Meta Slapped with Record $1.3 Billion Fine for EU Privacy Violations
Meta, the parent company of Facebook, has been hit with a historic fine of $1.3 billion (€1.2 billion) by the European Union (EU) for failing to comply with the bloc’s strict privacy regulations. The Irish Data Protection Commission, Meta’s chief regulator in the EU, issued the ruling as Meta’s regional headquarters are based in Dublin. This penalty marks the largest fine to date under the EU’s General Data Protection Regulation, following similar actions against tech giants like Amazon and Google.
Failure to Address Risks and Data Transfers
The investigation conducted by the Irish DPC revealed that Meta neglected to address risks concerning the fundamental rights and freedoms of EU citizens whose data was being transferred to the United States. Alongside the hefty fine, the regulator has ordered Meta to halt any future transfer of personal data to the U.S. within the next five months. Furthermore, Meta has been given six months to cease the unlawful processing and storage of personal data belonging to EU residents in the U.S.
Meta’s Response and Controversies
In response to the fine, Meta’s chief legal officer and top spokesperson criticized the penalty as flawed and unjustified. They argued that it sets a dangerous precedent for other companies engaged in data transfers between the EU and the U.S. The fine adds fuel to the ongoing dispute between the European Union and American tech firms regarding cross-border data flows. While tech companies advocate for the free movement of data, the EU has raised concerns over U.S. surveillance practices. Efforts are underway to establish a new data flow agreement between the U.S. and the EU, expected to be finalized later this year.
Impact on Data Transfers and SCCs
As a result of the canceled data flow agreement, U.S. tech giants have relied on alternate methods like standard contractual clauses (SCCs) for data transfers. However, Meta’s use of SCCs was found to be inadequate in mitigating the risks identified by the European top court’s ruling. The Irish DPC expressed disagreement with the imposed fine, but it proceeded due to a decision by the pan-EU European Data Protection Board (EDPB). The EDPB intervened after opposition from four other national regulators, who demanded a monetary fine in addition to the suspension of Facebook’s data flows.
Meta’s Record-Breaking Fine: Implications and Challenges
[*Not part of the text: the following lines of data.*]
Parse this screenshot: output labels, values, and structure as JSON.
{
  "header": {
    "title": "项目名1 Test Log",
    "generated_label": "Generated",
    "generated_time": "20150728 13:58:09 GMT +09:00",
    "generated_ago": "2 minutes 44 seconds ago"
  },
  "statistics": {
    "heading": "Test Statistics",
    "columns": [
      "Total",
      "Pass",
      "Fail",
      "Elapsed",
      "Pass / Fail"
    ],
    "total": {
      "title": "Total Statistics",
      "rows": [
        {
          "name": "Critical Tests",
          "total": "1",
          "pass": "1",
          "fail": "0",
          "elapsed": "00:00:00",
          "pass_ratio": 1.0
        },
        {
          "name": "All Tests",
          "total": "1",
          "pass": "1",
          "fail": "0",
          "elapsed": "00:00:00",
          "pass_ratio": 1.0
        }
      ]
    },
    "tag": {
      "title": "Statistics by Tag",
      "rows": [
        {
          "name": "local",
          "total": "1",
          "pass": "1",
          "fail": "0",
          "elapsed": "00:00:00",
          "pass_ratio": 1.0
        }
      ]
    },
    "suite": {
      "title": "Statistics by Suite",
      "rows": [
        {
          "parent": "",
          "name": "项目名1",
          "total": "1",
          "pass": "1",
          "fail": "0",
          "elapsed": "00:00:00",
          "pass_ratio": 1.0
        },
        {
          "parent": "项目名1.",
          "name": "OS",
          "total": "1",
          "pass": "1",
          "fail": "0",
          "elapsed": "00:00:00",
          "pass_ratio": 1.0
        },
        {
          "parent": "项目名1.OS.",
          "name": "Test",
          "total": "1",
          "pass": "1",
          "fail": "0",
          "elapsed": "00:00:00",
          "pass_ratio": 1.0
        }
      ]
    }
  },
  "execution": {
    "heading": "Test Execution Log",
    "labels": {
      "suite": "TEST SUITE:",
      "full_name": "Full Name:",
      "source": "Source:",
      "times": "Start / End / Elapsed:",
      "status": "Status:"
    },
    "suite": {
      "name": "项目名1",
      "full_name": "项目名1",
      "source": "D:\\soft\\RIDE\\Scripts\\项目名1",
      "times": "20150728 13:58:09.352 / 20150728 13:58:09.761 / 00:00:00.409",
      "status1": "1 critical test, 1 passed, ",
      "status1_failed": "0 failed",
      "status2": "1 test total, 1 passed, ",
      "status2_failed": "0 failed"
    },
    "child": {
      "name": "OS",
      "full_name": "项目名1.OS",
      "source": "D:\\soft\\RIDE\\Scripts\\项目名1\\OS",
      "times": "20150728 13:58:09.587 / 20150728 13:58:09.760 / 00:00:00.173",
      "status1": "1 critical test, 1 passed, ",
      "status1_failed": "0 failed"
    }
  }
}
The colossal fine imposed on Meta demonstrates the EU’s unwavering commitment to protecting data privacy and holding tech giants accountable for non-compliance. This landmark decision poses challenges for companies engaged in international data transfers and underscores the importance of robust data protection measures. Meta now faces the significant task of rectifying its practices and restoring trust among EU regulators and users.
Meta fined $1.3 billion for violating EU privacy rules. The record-breaking penalty highlights the EU’s determination to enforce data protection regulations and raises concerns about cross-border data flows. Meta must halt data transfers and address unlawful processing within specified timelines. The decision sparks debates over privacy, surveillance, and the future of data transfers between the EU and the U.S.